#7 Psycho (1960): Another film that I can’t believe I hadn’t watched before. In this case it is likely because I’d seen so much about it, and I’d seen the infamous shower sequence so many times, it felt like I already had seen it and I just kept putting it off. That it motivated me to watch this movie at last justifies this entire project for me. I generally love the inversion of standard tropes, and this film is full of that. Throughout watching it I kept thinking about what it must have been like seeing it before it became such a common part of the culture. Almost anyone who knows anything about film has seen the shower sequence and knows Norman Bates is the killer. It must have been quite an experience to see this film without knowing these things. At first, it would have seemed like a heist drama – but then why is it entitled “Psycho”? Then the shower scene – a transition within a transition (genius) – and you are in a new film about a murder. Even then, it would have seemed like the audience could see what was coming – Arbograst, the private eye, will solve the murder. Then he dies. Neither Sam nor Lila are traditional film heroes at all. Where the hell is this thing going? The tension and menace of the movie itself is magnified by a sense of the unfamiliar in the style of the movie. Add to this all of the brilliant film-making – camera work, the way the shower scene was shot, the music. Brilliant.
#8 The Graduate (1967): I thought parts of this film were brilliant and parts of it not so much. There are some very familiar – one might say “well-worn” comic tropes in this movie. I’d also argue it is uneven in tone in a way that isn’t so much unique as off-putting. The sequence with the diving suit was funny (I couldn’t help but think of Ralphie and the pink bunny suit in “A Christmas Story”). It was also on-point in that it emphasized the idea that Benjamin was insulated from his own life. Still, it felt awkward to me – like a good idea that belonged in a different movie. Still, the parts that are brilliant just shine. The montage of Benjamin floating through his life by alternating between cuts of him floating on the pool and having sex with Mrs. Robinson was brilliant. The camera work and editing made that effective. Another piece of camera work I was really impressed by was the confrontation between Benjamin and Mrs. Robinson outside of Elaine’s bedroom, where she is shot small and hunched in a corner against this large white angled wall and ceiling – emphasizing the idea of her vulnerability and the notion of a dangerous and cornered animal at the same time. Finally that last shot – the young lovers ride away on the bus – but the shot doesn’t just end, it lingers… and lingers. They never speak. Is this really a happy ending? Is there such a thing? It is so deliciously uncertain.

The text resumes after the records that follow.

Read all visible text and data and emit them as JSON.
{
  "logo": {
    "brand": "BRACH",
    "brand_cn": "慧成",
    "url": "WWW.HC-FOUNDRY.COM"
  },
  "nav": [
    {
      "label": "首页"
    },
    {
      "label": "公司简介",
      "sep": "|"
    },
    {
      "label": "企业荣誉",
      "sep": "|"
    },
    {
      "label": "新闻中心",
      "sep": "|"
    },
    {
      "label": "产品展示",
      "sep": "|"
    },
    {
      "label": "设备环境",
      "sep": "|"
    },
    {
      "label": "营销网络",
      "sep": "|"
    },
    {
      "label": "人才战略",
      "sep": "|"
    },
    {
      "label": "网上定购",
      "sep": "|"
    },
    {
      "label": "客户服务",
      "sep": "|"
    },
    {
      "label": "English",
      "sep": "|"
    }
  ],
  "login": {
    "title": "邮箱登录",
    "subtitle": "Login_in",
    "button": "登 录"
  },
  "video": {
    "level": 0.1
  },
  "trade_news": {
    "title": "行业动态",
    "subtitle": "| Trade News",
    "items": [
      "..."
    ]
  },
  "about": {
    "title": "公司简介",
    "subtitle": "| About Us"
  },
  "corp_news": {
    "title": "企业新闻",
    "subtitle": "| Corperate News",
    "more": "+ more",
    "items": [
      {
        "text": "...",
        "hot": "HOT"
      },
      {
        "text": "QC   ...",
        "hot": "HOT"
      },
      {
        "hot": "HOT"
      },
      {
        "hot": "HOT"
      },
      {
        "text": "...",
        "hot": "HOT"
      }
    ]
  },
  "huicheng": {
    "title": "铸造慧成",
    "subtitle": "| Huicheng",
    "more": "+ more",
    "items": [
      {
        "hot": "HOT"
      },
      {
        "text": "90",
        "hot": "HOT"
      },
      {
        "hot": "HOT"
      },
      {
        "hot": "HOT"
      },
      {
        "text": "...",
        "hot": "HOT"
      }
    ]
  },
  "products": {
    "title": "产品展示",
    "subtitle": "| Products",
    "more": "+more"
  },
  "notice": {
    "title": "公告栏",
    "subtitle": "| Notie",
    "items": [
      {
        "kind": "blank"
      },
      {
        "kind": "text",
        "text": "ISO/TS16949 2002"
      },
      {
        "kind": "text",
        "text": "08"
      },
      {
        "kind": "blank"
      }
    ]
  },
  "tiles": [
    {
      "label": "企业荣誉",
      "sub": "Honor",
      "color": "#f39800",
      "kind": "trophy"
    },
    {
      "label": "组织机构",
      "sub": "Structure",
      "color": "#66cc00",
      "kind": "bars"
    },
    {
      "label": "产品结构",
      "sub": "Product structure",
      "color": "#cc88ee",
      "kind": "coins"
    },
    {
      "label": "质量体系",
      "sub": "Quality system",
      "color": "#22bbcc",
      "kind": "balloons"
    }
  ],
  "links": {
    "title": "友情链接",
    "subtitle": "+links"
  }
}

#9 Singin’ in the Rain (1952): A Post-modernist classic, in the same sense that “Green Acres” was an Absurdist classic. Here we have a film about the story behind the making of the film we just watched. It features musical sequences as delightfully unconnected to the narrative flow of the rest of the movie as anything produced in Bollywood. Beautiful. Seriously, what’s not to love? Gene Kelly doing his most iconic work. Donald O’Connor at his best. A young Debbie Reynolds holding her own on the screen with them both. Romance, comedy, a loving mirror held up to itself – everything Hollywood was best at when it was at its best. I just felt better after I watched it.
I’m going to save “Butch Cassidy and the Sundance Kid” for later.